Cycling on coconuts

PHUKET: I FIND myself writing increasingly about the concept of “escape” from Phuket these days. Talking to fellow cyclists and other residents alike, the need to find a sanctuary away from the everyday hassles, stress, traffic and urbanization of Phuket keeps coming up. It seems that the work week is taking its toll on people living in Phuket and so a depressurizing and recharging escape to a nearby tranquil location is increasingly sought. This is particularly true of poor blighted cyclists, who face not only heat and pollution, but continual danger in pursuit of their passion for pushing pedals.

When my friend Wayne “Red” Graham told me about the boutique villa he was buying in the newly-opened Jindarin Beachside Resort on Koh Maphrao, or Coconut Island, literally a five-minute boat ride from Phuket’s east coast, it sounded exactly the sort of proximal cycling escape that my soul was craving.

Koh Maphrao is a small isle about 2.5 kilometers by 1.5km, located just 500 meters off Phuket’s east coast, near the popular Laem Hin seafood dining piers just north of Phuket Town. Koh Maphrao is still rather undeveloped because, amazingly enough, there’s no electricity on the island apart from private generators. However, during my March 2014 visit, contractors were, at last, erecting power poles… a cause of great celebration among the 400 or so resident Muslim islanders.

It took us only five minutes by long-tail boat, my mountain bike balanced precariously in the prow, to reach Koh Maphrao’s main pier, on the island’s west coast.
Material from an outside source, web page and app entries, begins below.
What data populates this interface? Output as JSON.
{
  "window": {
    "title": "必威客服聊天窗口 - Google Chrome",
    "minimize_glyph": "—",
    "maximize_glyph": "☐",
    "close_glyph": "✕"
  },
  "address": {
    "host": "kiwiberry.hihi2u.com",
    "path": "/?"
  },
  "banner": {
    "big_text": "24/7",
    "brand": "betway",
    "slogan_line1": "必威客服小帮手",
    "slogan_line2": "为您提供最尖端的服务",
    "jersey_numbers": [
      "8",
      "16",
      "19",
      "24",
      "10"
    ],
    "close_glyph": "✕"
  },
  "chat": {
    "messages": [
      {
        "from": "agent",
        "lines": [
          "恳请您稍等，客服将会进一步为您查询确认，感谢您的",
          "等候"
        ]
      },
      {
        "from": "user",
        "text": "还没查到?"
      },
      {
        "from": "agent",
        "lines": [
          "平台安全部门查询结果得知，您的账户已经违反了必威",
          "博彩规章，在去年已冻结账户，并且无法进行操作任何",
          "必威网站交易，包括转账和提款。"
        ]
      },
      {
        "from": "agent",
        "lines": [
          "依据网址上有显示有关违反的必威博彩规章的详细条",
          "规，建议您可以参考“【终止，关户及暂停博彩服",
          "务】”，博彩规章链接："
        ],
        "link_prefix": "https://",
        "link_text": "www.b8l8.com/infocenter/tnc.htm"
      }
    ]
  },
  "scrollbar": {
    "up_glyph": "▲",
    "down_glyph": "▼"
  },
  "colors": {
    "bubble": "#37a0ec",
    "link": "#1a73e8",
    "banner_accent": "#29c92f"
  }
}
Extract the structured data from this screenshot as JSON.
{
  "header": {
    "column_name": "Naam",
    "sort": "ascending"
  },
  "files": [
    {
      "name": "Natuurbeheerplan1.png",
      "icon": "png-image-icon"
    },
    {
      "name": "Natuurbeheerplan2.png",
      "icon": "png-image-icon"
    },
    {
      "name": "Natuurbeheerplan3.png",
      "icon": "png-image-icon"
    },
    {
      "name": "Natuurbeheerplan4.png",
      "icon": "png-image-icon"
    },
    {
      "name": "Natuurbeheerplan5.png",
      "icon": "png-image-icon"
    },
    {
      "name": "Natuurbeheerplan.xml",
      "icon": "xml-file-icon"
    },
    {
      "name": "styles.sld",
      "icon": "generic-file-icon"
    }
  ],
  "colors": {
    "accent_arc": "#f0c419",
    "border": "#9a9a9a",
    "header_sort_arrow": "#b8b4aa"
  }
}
The island is roughly rectangular and a good quarter of its southwestern corner is covered with mangrove forest, home to long-tailed Macaques and a breeding nursery for all sorts of local fish. There’s only one paved road through the heart of the island from west to east, starting at the pier and finishing at a viewpoint in the east coast jungle, but there are lots of hilly and rocky tracks to entertain and challenge the pioneering mountain biker.

The main village is located on the northern coast, next to the first resort built on Koh Maphrao –The Village Coconut Island. Fishing and farming are the two main occupations and rubber trees, plus local fruits and vegetables, are grown in the central part of the island.

There are only three easily reachable beaches, the longest one being on the northern coast in front of the Village Coconut Island Resort; the second one on the southern coast, where the Jindarin Beach Club itself is situated, and the third one is a secluded little cove, accessible by bike, on the east coast.

In the late afternoon when it had cooled down a little, I cycled to the northeastern part of the island which is wild and superb with some mountainous rainforest. The one paved road gradually degenerates into a dirt track which follows the east coast up to its central part, where a crumbling, closed-up bungalow resort with a dilapidated restaurant stands. There are still some people living in this corner of the island – retired Europeans living their dream in peace, seemingly far away from it all, but in reality just five minutes by boat from Phuket. This is certainly one of the great advantages of settling here as a retired Aussie couple I met told me. While the island is still unspoilt and undeveloped, it’s only a short drive and boat ride to all the amenities (and hassles) of Phuket. The best of both worlds in fact!

Cycling around the hilly eastern part of the island proved quite challenging, with some steep rocky climbs, but the view to the east was worth it, as on a clear evening like the one I enjoyed, you can see the Phi Phi Islands and even the hazy outline of the Krabi coast.

After the ride, I settled down with Red on the terrace of his boutique villa at the Jindarin Resort. The Resort is being built as a natural “fantasy-land” focused on nature, with cart paths and nature trails leading to grass-roofed cottages with their own Robinson Crusoe pier, a swimming pool and a sand-between-your-toes club house and beach bar.

Jindarin boasts a genuine bucolic charm and is light years away in character and psychology from Phuket. Yet, as we sat there quaffing icy-cold beer on Red’s lovely terrace, I felt I could almost reach out and touch the lights as they flickered amidst the vegetation back on the main island.

Koh Maphrao is certainly a delightful place to visit if you’re a cyclist looking to discover authentic local life and a glimpse of the past where most of the modern world’s travails have yet to arrive. And it’s only a five minute boat ride away!

— Baz Daniels

Thai Life

Join the conversation and have your say on Thailand news published on The Thaiger.

Thaiger Talk is our new Thaiger Community where you can join the discussion on everything happening in Thailand right now.

Please note that articles are not posted to the forum instantly and can take up to 20 min before being visible. Click for more information and the Thaiger Talk Guidelines.

Click to comment

Leave a Reply

Legacy Phuket Gazette

Archiving articles from the Phuket Gazette circa 1998 - 2017. View the Phuket Gazette online archive and Digital Gazette PDF Prints.

Leave a Reply